  120. Takeda, Y., Tajitsu, A.: High-dispersion spectroscopic study of solar twins: HIP 56948, HIP 79672, and HIP 100963. Publ. Astron. Soc. Jpn.61, 471–480 (2009)ADSGoogle Scholar
  121. Thommes, E.W., Bryden, G., Wu, Y., Rasio, F.A.: From mean motion resonances to scattered planets: Producing the solar system, eccentric exoplanets and late heavy bombardment. Astrophys. J.675, 1538–1548 (2008a)ADSGoogle Scholar
  122. Thommes, E.W., Matsumura, S., Rasio, F.A.: Gas disks to gas giants: Simulating the birth of planetary systems. Science321, 814–817 (2008b)ADSGoogle Scholar
  123. Tohline, J.E.: The origin of binary stars. Ann. Rev. Astron. Astrophys.40, 349–385 (2002)ADSGoogle Scholar
  124. Udry, S., Fischer, D., Queloz, D.: A decade of radial-velocity discoveries in the exoplanet domain. In: Reipurth, B., Jewitt, D., Keil, K. (eds.) Protostars and Planets V, pp. 685–699. University of Arizona Press, AZ (2007)Google Scholar
  125. Van der Wel, A.: The dependence of galaxy morphology and structure on environment and stellar mass. Astrophys. J.675, L13–L16 (2008)ADSGoogle Scholar
  126. Vaughan, A.H., Preston, G.W.: A survey of chromospheric CA II H and K emission in field stars of the solar neighborhood. Publ. Astron. Soc. Pac.92, 385–391 (1980)ADSGoogle Scholar
  127. Vázquez, M., Hanslmeier, A.: The ultraviolet radiation in the solar system. Springer, Heidelberg (2005)Google Scholar
  128. Watters, T.R., McGovern, P.J., Irwin III, R.P.: Hemispheres apart: The crustal dichotomy on mars. Ann. Rev. Earth Planet. Sci.35, 621–652 (2007)ADSGoogle Scholar
  129. Wetherill, G.W.: Possible consequences of absence of Jupiters in planetary systems. Astrophys. Space Sci.212, 23–32 (1994)ADSGoogle Scholar
  130. Whitehouse, D.R.: The ancient sun and biogenesis. Observatory103, 160–162 (1983)ADSGoogle Scholar
  131. Wielen, R., Fuchs, B., Dettbarn, C.: On the birth-place of the sun and the places of formation of other nearby stars. Astron. Astrophys.314, 438–447 (1996)ADSGoogle Scholar
  132. Wilhelms, D.E., Squyres, S.W.: The martian hemispheric dichotomy may be due to a giant impact. Nature309, 138–140 (1984)ADSGoogle Scholar
  133. Wright, J.T., Marcy, G.W., Butler, R.P., Vogt, S.S.: Chromospheric Ca II emission in nearby F, G, K, and M stars. Astrophys. J. Suppl.152, 261–295 (2004)ADSGoogle Scholar
  134. Wright, J.T., Marcy, G.W., Butler, R.P., Vogt, S.S., Henry, G.W., Isaacson, H., Howard, A.W.: The Jupiter twin HD 154345b. Astrophys. J.683, L63–L66 (2008)ADSGoogle Scholar
  135. Wyatt, M.C., Smith, R., Greaves, J.S., Beichman, C.A., Bryden, G., Lisse, C.M.: Transience of hot dust around sun-like stars. Astrophys. J.658, 569–583 (2007)ADSGoogle Scholar

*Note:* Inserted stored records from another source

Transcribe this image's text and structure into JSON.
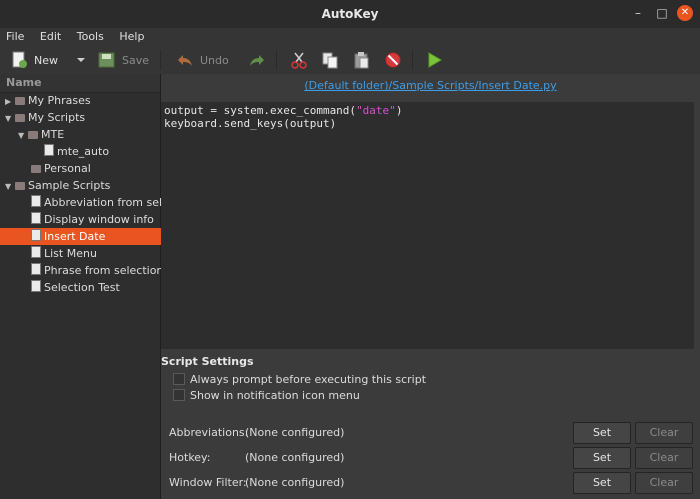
{
  "window": {
    "title": "AutoKey"
  },
  "menu": [
    "File",
    "Edit",
    "Tools",
    "Help"
  ],
  "toolbar": {
    "new_label": "New",
    "save_label": "Save",
    "undo_label": "Undo"
  },
  "tree": {
    "header": "Name",
    "items": [
      {
        "label": "My Phrases"
      },
      {
        "label": "My Scripts"
      },
      {
        "label": "MTE"
      },
      {
        "label": "mte_auto"
      },
      {
        "label": "Personal"
      },
      {
        "label": "Sample Scripts"
      },
      {
        "label": "Abbreviation from selection"
      },
      {
        "label": "Display window info"
      },
      {
        "label": "Insert Date"
      },
      {
        "label": "List Menu"
      },
      {
        "label": "Phrase from selection"
      },
      {
        "label": "Selection Test"
      }
    ]
  },
  "main": {
    "path": "(Default folder)/Sample Scripts/Insert Date.py",
    "code": {
      "line1_a": "output = system.exec_command(",
      "line1_str": "\"date\"",
      "line1_b": ")",
      "line2": "keyboard.send_keys(output)"
    },
    "settings_title": "Script Settings",
    "check_always": "Always prompt before executing this script",
    "check_notify": "Show in notification icon menu",
    "abbr_label": "Abbreviations:",
    "abbr_value": "(None configured)",
    "hotkey_label": "Hotkey:",
    "hotkey_value": "(None configured)",
    "filter_label": "Window Filter:",
    "filter_value": "(None configured)",
    "set_label": "Set",
    "clear_label": "Clear"
  }
}
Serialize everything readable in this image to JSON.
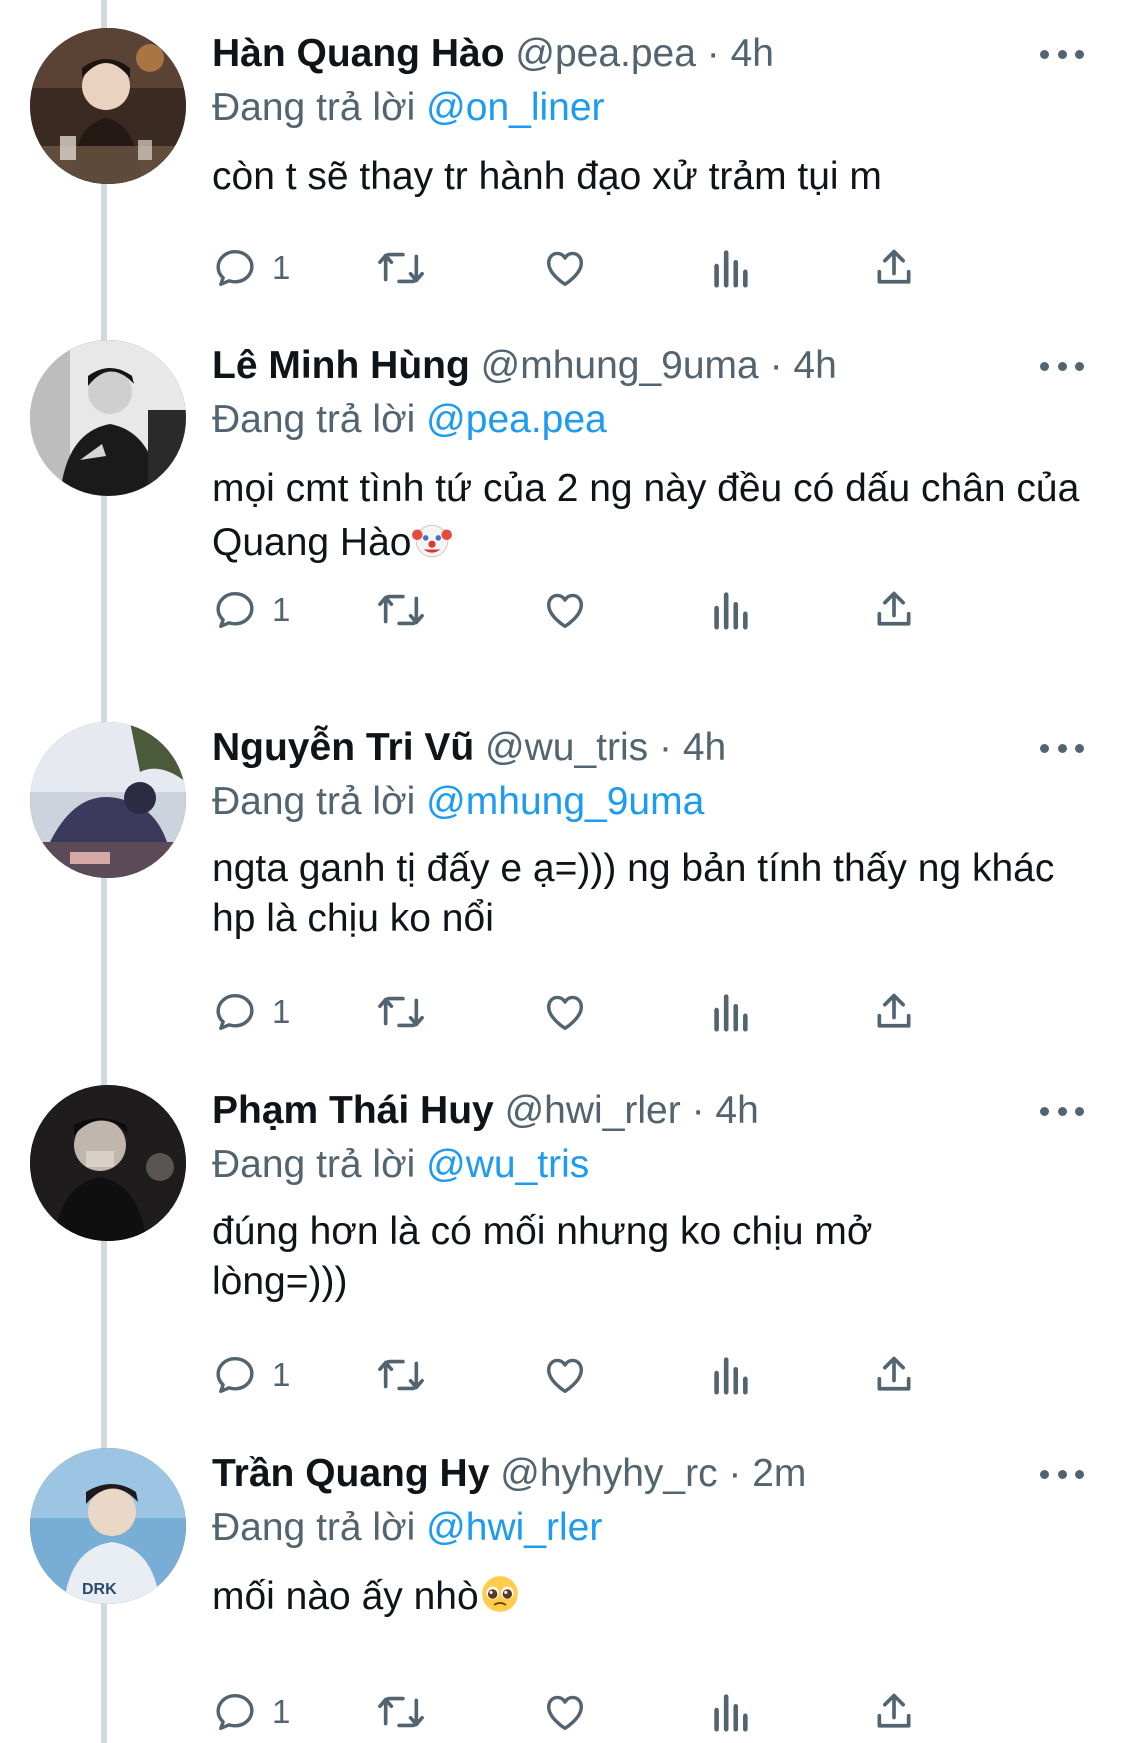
{
  "tweets": [
    {
      "name": "Hàn Quang Hào",
      "handle": "@pea.pea",
      "time": "· 4h",
      "replying_prefix": "Đang trả lời",
      "replying_to": "@on_liner",
      "text": "còn t sẽ thay tr hành đạo xử trảm tụi m",
      "reply_count": "1"
    },
    {
      "name": "Lê Minh Hùng",
      "handle": "@mhung_9uma",
      "time": "· 4h",
      "replying_prefix": "Đang trả lời",
      "replying_to": "@pea.pea",
      "text": "mọi cmt tình tứ của 2 ng này đều có dấu chân của Quang Hào",
      "reply_count": "1"
    },
    {
      "name": "Nguyễn Tri Vũ",
      "handle": "@wu_tris",
      "time": "· 4h",
      "replying_prefix": "Đang trả lời",
      "replying_to": "@mhung_9uma",
      "text": "ngta ganh tị đấy e ạ=))) ng bản tính thấy ng khác hp là chịu ko nổi",
      "reply_count": "1"
    },
    {
      "name": "Phạm Thái Huy",
      "handle": "@hwi_rler",
      "time": "· 4h",
      "replying_prefix": "Đang trả lời",
      "replying_to": "@wu_tris",
      "text": "đúng hơn là có mối nhưng ko chịu mở lòng=)))",
      "reply_count": "1"
    },
    {
      "name": "Trần Quang Hy",
      "handle": "@hyhyhy_rc",
      "time": "· 2m",
      "replying_prefix": "Đang trả lời",
      "replying_to": "@hwi_rler",
      "text": "mối nào ấy nhò",
      "reply_count": "1"
    }
  ],
  "icons": {
    "reply": "reply-icon",
    "retweet": "retweet-icon",
    "like": "heart-icon",
    "views": "views-chart-icon",
    "share": "share-icon",
    "more": "more-icon"
  },
  "colors": {
    "text": "#0f1419",
    "secondary": "#536471",
    "mention": "#1d9bf0",
    "thread_line": "#cfd9de"
  }
}
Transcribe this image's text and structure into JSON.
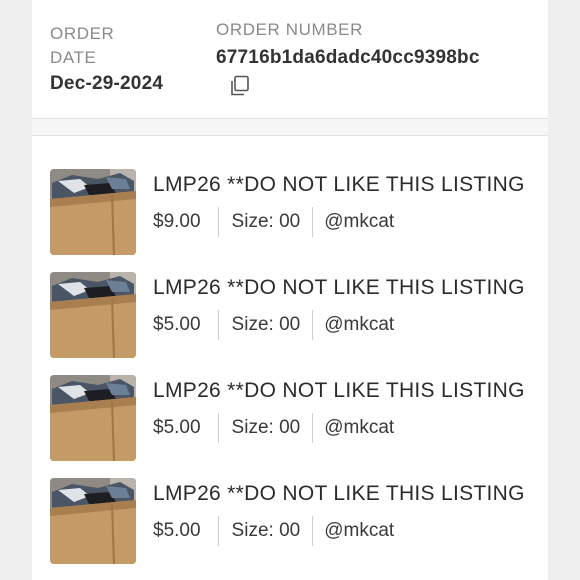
{
  "order": {
    "date_label": "ORDER DATE",
    "date_value": "Dec-29-2024",
    "number_label": "ORDER NUMBER",
    "number_value": "67716b1da6dadc40cc9398bc",
    "copy_icon": "copy-icon"
  },
  "items": [
    {
      "title": "LMP26 **DO NOT LIKE THIS LISTING",
      "price": "$9.00",
      "size": "Size: 00",
      "seller": "@mkcat"
    },
    {
      "title": "LMP26 **DO NOT LIKE THIS LISTING",
      "price": "$5.00",
      "size": "Size: 00",
      "seller": "@mkcat"
    },
    {
      "title": "LMP26 **DO NOT LIKE THIS LISTING",
      "price": "$5.00",
      "size": "Size: 00",
      "seller": "@mkcat"
    },
    {
      "title": "LMP26 **DO NOT LIKE THIS LISTING",
      "price": "$5.00",
      "size": "Size: 00",
      "seller": "@mkcat"
    }
  ]
}
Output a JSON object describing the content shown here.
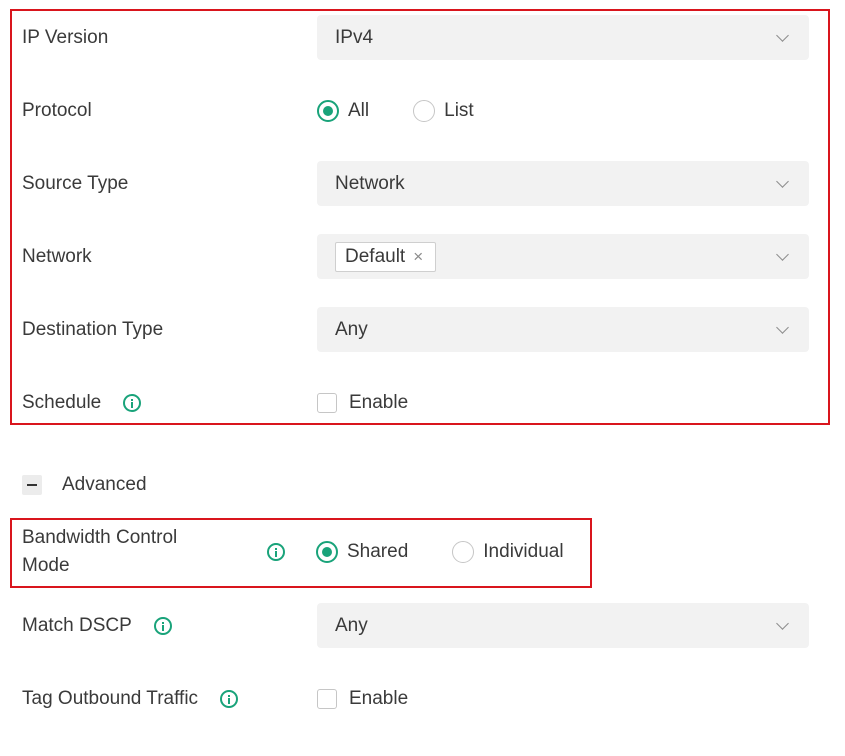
{
  "colors": {
    "accent": "#19a37a",
    "highlight_border": "#d9151d",
    "field_bg": "#f2f2f2"
  },
  "form": {
    "ip_version": {
      "label": "IP Version",
      "value": "IPv4"
    },
    "protocol": {
      "label": "Protocol",
      "options": [
        "All",
        "List"
      ],
      "selected": "All"
    },
    "source_type": {
      "label": "Source Type",
      "value": "Network"
    },
    "network": {
      "label": "Network",
      "tags": [
        "Default"
      ],
      "tag_close": "×"
    },
    "destination_type": {
      "label": "Destination Type",
      "value": "Any"
    },
    "schedule": {
      "label": "Schedule",
      "checkbox_label": "Enable",
      "checked": false,
      "icon": "info-icon"
    }
  },
  "advanced": {
    "label": "Advanced",
    "toggle_icon": "minus-icon",
    "bandwidth_control_mode": {
      "label_line1": "Bandwidth Control",
      "label_line2": "Mode",
      "options": [
        "Shared",
        "Individual"
      ],
      "selected": "Shared",
      "icon": "info-icon"
    },
    "match_dscp": {
      "label": "Match DSCP",
      "value": "Any",
      "icon": "info-icon"
    },
    "tag_outbound_traffic": {
      "label": "Tag Outbound Traffic",
      "checkbox_label": "Enable",
      "checked": false,
      "icon": "info-icon"
    }
  }
}
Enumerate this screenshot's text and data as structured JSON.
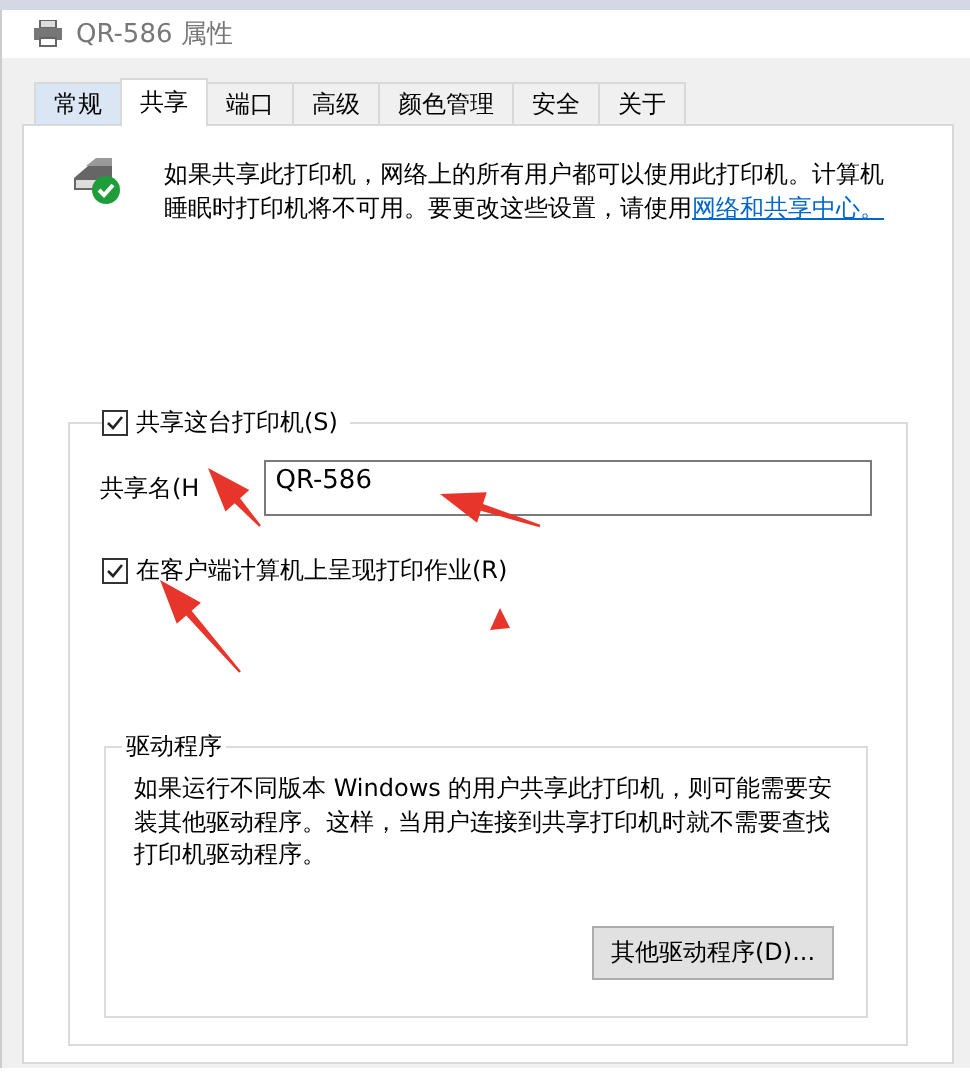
{
  "window": {
    "title": "QR-586 属性"
  },
  "tabs": [
    {
      "label": "常规",
      "selected": false
    },
    {
      "label": "共享",
      "selected": true
    },
    {
      "label": "端口",
      "selected": false
    },
    {
      "label": "高级",
      "selected": false
    },
    {
      "label": "颜色管理",
      "selected": false
    },
    {
      "label": "安全",
      "selected": false
    },
    {
      "label": "关于",
      "selected": false
    }
  ],
  "info": {
    "text": "如果共享此打印机，网络上的所有用户都可以使用此打印机。计算机睡眠时打印机将不可用。要更改这些设置，请使用",
    "link": "网络和共享中心。"
  },
  "share_checkbox": {
    "label": "共享这台打印机(S)",
    "checked": true
  },
  "share_name": {
    "label": "共享名(H",
    "value": "QR-586"
  },
  "render_checkbox": {
    "label": "在客户端计算机上呈现打印作业(R)",
    "checked": true
  },
  "drivers": {
    "title": "驱动程序",
    "text": "如果运行不同版本 Windows 的用户共享此打印机，则可能需要安装其他驱动程序。这样，当用户连接到共享打印机时就不需要查找打印机驱动程序。",
    "button": "其他驱动程序(D)..."
  }
}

Copyright information

© Springer Science+Business Media, LLC 2010

Authors and Affiliations

  • M. Vázquez
    • 1
  • E. Pallé
    • 1
  • P. Montañés Rodríguez
    • 1
  1. 1.Instituto de Astrofísica de CanariasTenerifeSpain

Personalised recommendations